DATA RECORDS
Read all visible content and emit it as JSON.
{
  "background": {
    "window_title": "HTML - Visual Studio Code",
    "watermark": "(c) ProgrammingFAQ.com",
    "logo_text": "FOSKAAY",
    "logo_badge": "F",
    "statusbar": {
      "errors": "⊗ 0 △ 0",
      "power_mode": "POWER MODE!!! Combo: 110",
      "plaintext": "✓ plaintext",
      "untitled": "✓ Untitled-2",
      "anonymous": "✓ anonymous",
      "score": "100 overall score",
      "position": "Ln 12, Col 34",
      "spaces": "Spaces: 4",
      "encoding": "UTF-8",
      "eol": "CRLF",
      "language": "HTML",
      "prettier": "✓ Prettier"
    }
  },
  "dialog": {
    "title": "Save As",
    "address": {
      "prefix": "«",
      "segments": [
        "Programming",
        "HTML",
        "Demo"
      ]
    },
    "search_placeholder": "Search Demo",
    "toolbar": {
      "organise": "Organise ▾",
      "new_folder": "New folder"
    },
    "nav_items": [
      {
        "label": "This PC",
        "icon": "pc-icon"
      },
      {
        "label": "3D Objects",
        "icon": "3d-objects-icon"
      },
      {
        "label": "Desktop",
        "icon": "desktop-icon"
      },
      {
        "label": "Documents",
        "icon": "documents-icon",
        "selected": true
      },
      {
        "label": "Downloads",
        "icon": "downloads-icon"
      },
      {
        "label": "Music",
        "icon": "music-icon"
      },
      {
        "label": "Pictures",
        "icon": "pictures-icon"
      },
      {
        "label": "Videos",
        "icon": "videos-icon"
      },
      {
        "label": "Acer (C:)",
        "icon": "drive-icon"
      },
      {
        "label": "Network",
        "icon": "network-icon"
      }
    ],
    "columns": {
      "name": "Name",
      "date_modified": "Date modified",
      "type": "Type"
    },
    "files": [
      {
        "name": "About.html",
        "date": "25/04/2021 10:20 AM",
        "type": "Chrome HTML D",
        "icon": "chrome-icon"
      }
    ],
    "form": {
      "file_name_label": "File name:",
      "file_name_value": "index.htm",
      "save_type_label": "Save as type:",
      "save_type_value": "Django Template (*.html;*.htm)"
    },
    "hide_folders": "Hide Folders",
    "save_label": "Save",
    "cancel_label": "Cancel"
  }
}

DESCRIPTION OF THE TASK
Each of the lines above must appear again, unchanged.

RESPONSE TO THIS EXERCISE
Read all visible content and emit it as JSON.
{
  "background": {
    "window_title": "HTML - Visual Studio Code",
    "watermark": "(c) ProgrammingFAQ.com",
    "logo_text": "FOSKAAY",
    "logo_badge": "F",
    "statusbar": {
      "errors": "⊗ 0 △ 0",
      "power_mode": "POWER MODE!!! Combo: 110",
      "plaintext": "✓ plaintext",
      "untitled": "✓ Untitled-2",
      "anonymous": "✓ anonymous",
      "score": "100 overall score",
      "position": "Ln 12, Col 34",
      "spaces": "Spaces: 4",
      "encoding": "UTF-8",
      "eol": "CRLF",
      "language": "HTML",
      "prettier": "✓ Prettier"
    }
  },
  "dialog": {
    "title": "Save As",
    "address": {
      "prefix": "«",
      "segments": [
        "Programming",
        "HTML",
        "Demo"
      ]
    },
    "search_placeholder": "Search Demo",
    "toolbar": {
      "organise": "Organise ▾",
      "new_folder": "New folder"
    },
    "nav_items": [
      {
        "label": "This PC",
        "icon": "pc-icon"
      },
      {
        "label": "3D Objects",
        "icon": "3d-objects-icon"
      },
      {
        "label": "Desktop",
        "icon": "desktop-icon"
      },
      {
        "label": "Documents",
        "icon": "documents-icon",
        "selected": true
      },
      {
        "label": "Downloads",
        "icon": "downloads-icon"
      },
      {
        "label": "Music",
        "icon": "music-icon"
      },
      {
        "label": "Pictures",
        "icon": "pictures-icon"
      },
      {
        "label": "Videos",
        "icon": "videos-icon"
      },
      {
        "label": "Acer (C:)",
        "icon": "drive-icon"
      },
      {
        "label": "Network",
        "icon": "network-icon"
      }
    ],
    "columns": {
      "name": "Name",
      "date_modified": "Date modified",
      "type": "Type"
    },
    "files": [
      {
        "name": "About.html",
        "date": "25/04/2021 10:20 AM",
        "type": "Chrome HTML D",
        "icon": "chrome-icon"
      }
    ],
    "form": {
      "file_name_label": "File name:",
      "file_name_value": "index.htm",
      "save_type_label": "Save as type:",
      "save_type_value": "Django Template (*.html;*.htm)"
    },
    "hide_folders": "Hide Folders",
    "save_label": "Save",
    "cancel_label": "Cancel"
  }
}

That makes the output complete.